To do: With the images set aside, retype every record below character for character.

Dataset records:
★ ★ ★ ★ ★

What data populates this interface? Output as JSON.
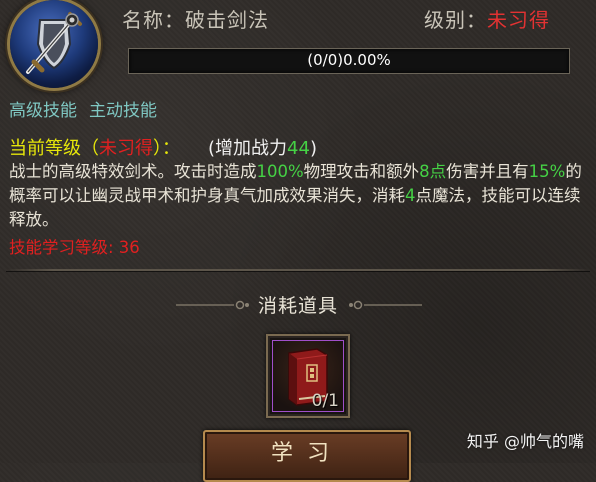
{
  "header": {
    "skill_icon": "sword-shield-icon",
    "name_label": "名称：",
    "name_value": "破击剑法",
    "level_label": "级别：",
    "level_value": "未习得"
  },
  "progress": {
    "text": "(0/0)0.00%",
    "fraction": 0.0
  },
  "tags": [
    "高级技能",
    "主动技能"
  ],
  "current": {
    "label": "当前等级",
    "open_paren": "（",
    "status": "未习得",
    "close_paren": "）：",
    "power_label": "(增加战力",
    "power_value": "44",
    "power_close": ")"
  },
  "description": {
    "part1": "战士的高级特效剑术。攻击时造成",
    "pct1": "100%",
    "part2": "物理攻击和额外",
    "pts": "8点",
    "part3": "伤害并且有",
    "pct2": "15%",
    "part4": "的概率可以让幽灵战甲术和护身真气加成效果消失，消耗",
    "mp": "4",
    "part5": "点魔法，技能可以连续释放。"
  },
  "learn_level": "技能学习等级: 36",
  "consumables": {
    "title": "消耗道具",
    "item_icon": "red-book-icon",
    "item_count": "0/1"
  },
  "learn_button_label": "学习",
  "watermark": "知乎 @帅气的嘴",
  "colors": {
    "accent_red": "#e02020",
    "accent_green": "#45d145",
    "accent_yellow": "#e6e60a",
    "accent_cyan": "#7fc7c2",
    "item_border_purple": "#a04fc9"
  }
}
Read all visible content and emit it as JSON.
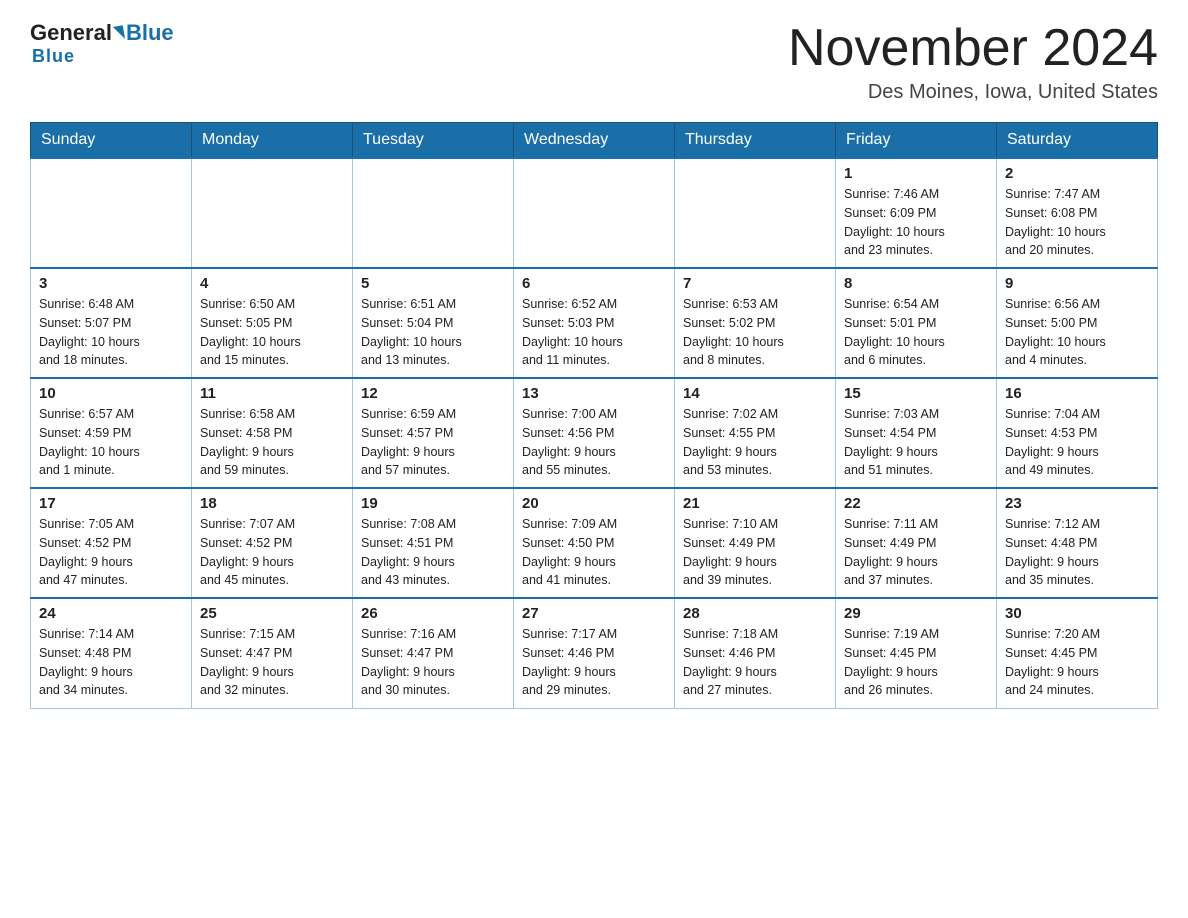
{
  "header": {
    "logo_general": "General",
    "logo_blue": "Blue",
    "month_title": "November 2024",
    "location": "Des Moines, Iowa, United States"
  },
  "days_of_week": [
    "Sunday",
    "Monday",
    "Tuesday",
    "Wednesday",
    "Thursday",
    "Friday",
    "Saturday"
  ],
  "weeks": [
    {
      "days": [
        {
          "number": "",
          "info": ""
        },
        {
          "number": "",
          "info": ""
        },
        {
          "number": "",
          "info": ""
        },
        {
          "number": "",
          "info": ""
        },
        {
          "number": "",
          "info": ""
        },
        {
          "number": "1",
          "info": "Sunrise: 7:46 AM\nSunset: 6:09 PM\nDaylight: 10 hours\nand 23 minutes."
        },
        {
          "number": "2",
          "info": "Sunrise: 7:47 AM\nSunset: 6:08 PM\nDaylight: 10 hours\nand 20 minutes."
        }
      ]
    },
    {
      "days": [
        {
          "number": "3",
          "info": "Sunrise: 6:48 AM\nSunset: 5:07 PM\nDaylight: 10 hours\nand 18 minutes."
        },
        {
          "number": "4",
          "info": "Sunrise: 6:50 AM\nSunset: 5:05 PM\nDaylight: 10 hours\nand 15 minutes."
        },
        {
          "number": "5",
          "info": "Sunrise: 6:51 AM\nSunset: 5:04 PM\nDaylight: 10 hours\nand 13 minutes."
        },
        {
          "number": "6",
          "info": "Sunrise: 6:52 AM\nSunset: 5:03 PM\nDaylight: 10 hours\nand 11 minutes."
        },
        {
          "number": "7",
          "info": "Sunrise: 6:53 AM\nSunset: 5:02 PM\nDaylight: 10 hours\nand 8 minutes."
        },
        {
          "number": "8",
          "info": "Sunrise: 6:54 AM\nSunset: 5:01 PM\nDaylight: 10 hours\nand 6 minutes."
        },
        {
          "number": "9",
          "info": "Sunrise: 6:56 AM\nSunset: 5:00 PM\nDaylight: 10 hours\nand 4 minutes."
        }
      ]
    },
    {
      "days": [
        {
          "number": "10",
          "info": "Sunrise: 6:57 AM\nSunset: 4:59 PM\nDaylight: 10 hours\nand 1 minute."
        },
        {
          "number": "11",
          "info": "Sunrise: 6:58 AM\nSunset: 4:58 PM\nDaylight: 9 hours\nand 59 minutes."
        },
        {
          "number": "12",
          "info": "Sunrise: 6:59 AM\nSunset: 4:57 PM\nDaylight: 9 hours\nand 57 minutes."
        },
        {
          "number": "13",
          "info": "Sunrise: 7:00 AM\nSunset: 4:56 PM\nDaylight: 9 hours\nand 55 minutes."
        },
        {
          "number": "14",
          "info": "Sunrise: 7:02 AM\nSunset: 4:55 PM\nDaylight: 9 hours\nand 53 minutes."
        },
        {
          "number": "15",
          "info": "Sunrise: 7:03 AM\nSunset: 4:54 PM\nDaylight: 9 hours\nand 51 minutes."
        },
        {
          "number": "16",
          "info": "Sunrise: 7:04 AM\nSunset: 4:53 PM\nDaylight: 9 hours\nand 49 minutes."
        }
      ]
    },
    {
      "days": [
        {
          "number": "17",
          "info": "Sunrise: 7:05 AM\nSunset: 4:52 PM\nDaylight: 9 hours\nand 47 minutes."
        },
        {
          "number": "18",
          "info": "Sunrise: 7:07 AM\nSunset: 4:52 PM\nDaylight: 9 hours\nand 45 minutes."
        },
        {
          "number": "19",
          "info": "Sunrise: 7:08 AM\nSunset: 4:51 PM\nDaylight: 9 hours\nand 43 minutes."
        },
        {
          "number": "20",
          "info": "Sunrise: 7:09 AM\nSunset: 4:50 PM\nDaylight: 9 hours\nand 41 minutes."
        },
        {
          "number": "21",
          "info": "Sunrise: 7:10 AM\nSunset: 4:49 PM\nDaylight: 9 hours\nand 39 minutes."
        },
        {
          "number": "22",
          "info": "Sunrise: 7:11 AM\nSunset: 4:49 PM\nDaylight: 9 hours\nand 37 minutes."
        },
        {
          "number": "23",
          "info": "Sunrise: 7:12 AM\nSunset: 4:48 PM\nDaylight: 9 hours\nand 35 minutes."
        }
      ]
    },
    {
      "days": [
        {
          "number": "24",
          "info": "Sunrise: 7:14 AM\nSunset: 4:48 PM\nDaylight: 9 hours\nand 34 minutes."
        },
        {
          "number": "25",
          "info": "Sunrise: 7:15 AM\nSunset: 4:47 PM\nDaylight: 9 hours\nand 32 minutes."
        },
        {
          "number": "26",
          "info": "Sunrise: 7:16 AM\nSunset: 4:47 PM\nDaylight: 9 hours\nand 30 minutes."
        },
        {
          "number": "27",
          "info": "Sunrise: 7:17 AM\nSunset: 4:46 PM\nDaylight: 9 hours\nand 29 minutes."
        },
        {
          "number": "28",
          "info": "Sunrise: 7:18 AM\nSunset: 4:46 PM\nDaylight: 9 hours\nand 27 minutes."
        },
        {
          "number": "29",
          "info": "Sunrise: 7:19 AM\nSunset: 4:45 PM\nDaylight: 9 hours\nand 26 minutes."
        },
        {
          "number": "30",
          "info": "Sunrise: 7:20 AM\nSunset: 4:45 PM\nDaylight: 9 hours\nand 24 minutes."
        }
      ]
    }
  ]
}
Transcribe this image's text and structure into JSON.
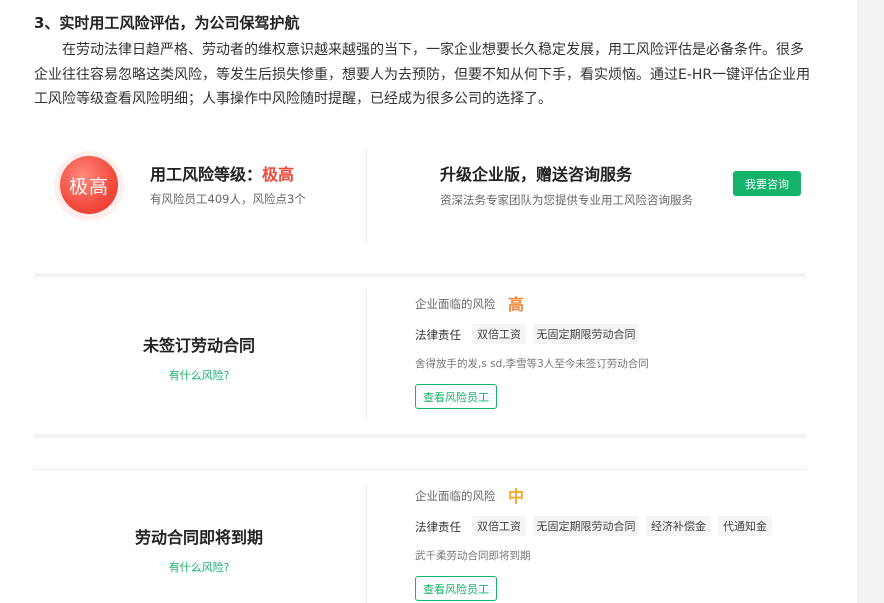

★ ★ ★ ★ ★

Result below:
What data populates this interface? Output as JSON.
{
  "header": {
    "skill_icon": "sword-shield-icon",
    "name_label": "名称：",
    "name_value": "破击剑法",
    "level_label": "级别：",
    "level_value": "未习得"
  },
  "progress": {
    "text": "(0/0)0.00%",
    "fraction": 0.0
  },
  "tags": [
    "高级技能",
    "主动技能"
  ],
  "current": {
    "label": "当前等级",
    "open_paren": "（",
    "status": "未习得",
    "close_paren": "）：",
    "power_label": "(增加战力",
    "power_value": "44",
    "power_close": ")"
  },
  "description": {
    "part1": "战士的高级特效剑术。攻击时造成",
    "pct1": "100%",
    "part2": "物理攻击和额外",
    "pts": "8点",
    "part3": "伤害并且有",
    "pct2": "15%",
    "part4": "的概率可以让幽灵战甲术和护身真气加成效果消失，消耗",
    "mp": "4",
    "part5": "点魔法，技能可以连续释放。"
  },
  "learn_level": "技能学习等级: 36",
  "consumables": {
    "title": "消耗道具",
    "item_icon": "red-book-icon",
    "item_count": "0/1"
  },
  "learn_button_label": "学习",
  "watermark": "知乎 @帅气的嘴",
  "colors": {
    "accent_red": "#e02020",
    "accent_green": "#45d145",
    "accent_yellow": "#e6e60a",
    "accent_cyan": "#7fc7c2",
    "item_border_purple": "#a04fc9"
  }
}
Read all visible content and emit it as JSON.
{
  "header": {
    "logo_general": "General",
    "logo_blue": "Blue",
    "month_title": "November 2024",
    "location": "Des Moines, Iowa, United States"
  },
  "days_of_week": [
    "Sunday",
    "Monday",
    "Tuesday",
    "Wednesday",
    "Thursday",
    "Friday",
    "Saturday"
  ],
  "weeks": [
    {
      "days": [
        {
          "number": "",
          "info": ""
        },
        {
          "number": "",
          "info": ""
        },
        {
          "number": "",
          "info": ""
        },
        {
          "number": "",
          "info": ""
        },
        {
          "number": "",
          "info": ""
        },
        {
          "number": "1",
          "info": "Sunrise: 7:46 AM\nSunset: 6:09 PM\nDaylight: 10 hours\nand 23 minutes."
        },
        {
          "number": "2",
          "info": "Sunrise: 7:47 AM\nSunset: 6:08 PM\nDaylight: 10 hours\nand 20 minutes."
        }
      ]
    },
    {
      "days": [
        {
          "number": "3",
          "info": "Sunrise: 6:48 AM\nSunset: 5:07 PM\nDaylight: 10 hours\nand 18 minutes."
        },
        {
          "number": "4",
          "info": "Sunrise: 6:50 AM\nSunset: 5:05 PM\nDaylight: 10 hours\nand 15 minutes."
        },
        {
          "number": "5",
          "info": "Sunrise: 6:51 AM\nSunset: 5:04 PM\nDaylight: 10 hours\nand 13 minutes."
        },
        {
          "number": "6",
          "info": "Sunrise: 6:52 AM\nSunset: 5:03 PM\nDaylight: 10 hours\nand 11 minutes."
        },
        {
          "number": "7",
          "info": "Sunrise: 6:53 AM\nSunset: 5:02 PM\nDaylight: 10 hours\nand 8 minutes."
        },
        {
          "number": "8",
          "info": "Sunrise: 6:54 AM\nSunset: 5:01 PM\nDaylight: 10 hours\nand 6 minutes."
        },
        {
          "number": "9",
          "info": "Sunrise: 6:56 AM\nSunset: 5:00 PM\nDaylight: 10 hours\nand 4 minutes."
        }
      ]
    },
    {
      "days": [
        {
          "number": "10",
          "info": "Sunrise: 6:57 AM\nSunset: 4:59 PM\nDaylight: 10 hours\nand 1 minute."
        },
        {
          "number": "11",
          "info": "Sunrise: 6:58 AM\nSunset: 4:58 PM\nDaylight: 9 hours\nand 59 minutes."
        },
        {
          "number": "12",
          "info": "Sunrise: 6:59 AM\nSunset: 4:57 PM\nDaylight: 9 hours\nand 57 minutes."
        },
        {
          "number": "13",
          "info": "Sunrise: 7:00 AM\nSunset: 4:56 PM\nDaylight: 9 hours\nand 55 minutes."
        },
        {
          "number": "14",
          "info": "Sunrise: 7:02 AM\nSunset: 4:55 PM\nDaylight: 9 hours\nand 53 minutes."
        },
        {
          "number": "15",
          "info": "Sunrise: 7:03 AM\nSunset: 4:54 PM\nDaylight: 9 hours\nand 51 minutes."
        },
        {
          "number": "16",
          "info": "Sunrise: 7:04 AM\nSunset: 4:53 PM\nDaylight: 9 hours\nand 49 minutes."
        }
      ]
    },
    {
      "days": [
        {
          "number": "17",
          "info": "Sunrise: 7:05 AM\nSunset: 4:52 PM\nDaylight: 9 hours\nand 47 minutes."
        },
        {
          "number": "18",
          "info": "Sunrise: 7:07 AM\nSunset: 4:52 PM\nDaylight: 9 hours\nand 45 minutes."
        },
        {
          "number": "19",
          "info": "Sunrise: 7:08 AM\nSunset: 4:51 PM\nDaylight: 9 hours\nand 43 minutes."
        },
        {
          "number": "20",
          "info": "Sunrise: 7:09 AM\nSunset: 4:50 PM\nDaylight: 9 hours\nand 41 minutes."
        },
        {
          "number": "21",
          "info": "Sunrise: 7:10 AM\nSunset: 4:49 PM\nDaylight: 9 hours\nand 39 minutes."
        },
        {
          "number": "22",
          "info": "Sunrise: 7:11 AM\nSunset: 4:49 PM\nDaylight: 9 hours\nand 37 minutes."
        },
        {
          "number": "23",
          "info": "Sunrise: 7:12 AM\nSunset: 4:48 PM\nDaylight: 9 hours\nand 35 minutes."
        }
      ]
    },
    {
      "days": [
        {
          "number": "24",
          "info": "Sunrise: 7:14 AM\nSunset: 4:48 PM\nDaylight: 9 hours\nand 34 minutes."
        },
        {
          "number": "25",
          "info": "Sunrise: 7:15 AM\nSunset: 4:47 PM\nDaylight: 9 hours\nand 32 minutes."
        },
        {
          "number": "26",
          "info": "Sunrise: 7:16 AM\nSunset: 4:47 PM\nDaylight: 9 hours\nand 30 minutes."
        },
        {
          "number": "27",
          "info": "Sunrise: 7:17 AM\nSunset: 4:46 PM\nDaylight: 9 hours\nand 29 minutes."
        },
        {
          "number": "28",
          "info": "Sunrise: 7:18 AM\nSunset: 4:46 PM\nDaylight: 9 hours\nand 27 minutes."
        },
        {
          "number": "29",
          "info": "Sunrise: 7:19 AM\nSunset: 4:45 PM\nDaylight: 9 hours\nand 26 minutes."
        },
        {
          "number": "30",
          "info": "Sunrise: 7:20 AM\nSunset: 4:45 PM\nDaylight: 9 hours\nand 24 minutes."
        }
      ]
    }
  ]
}
Transcribe this image's text and structure into JSON.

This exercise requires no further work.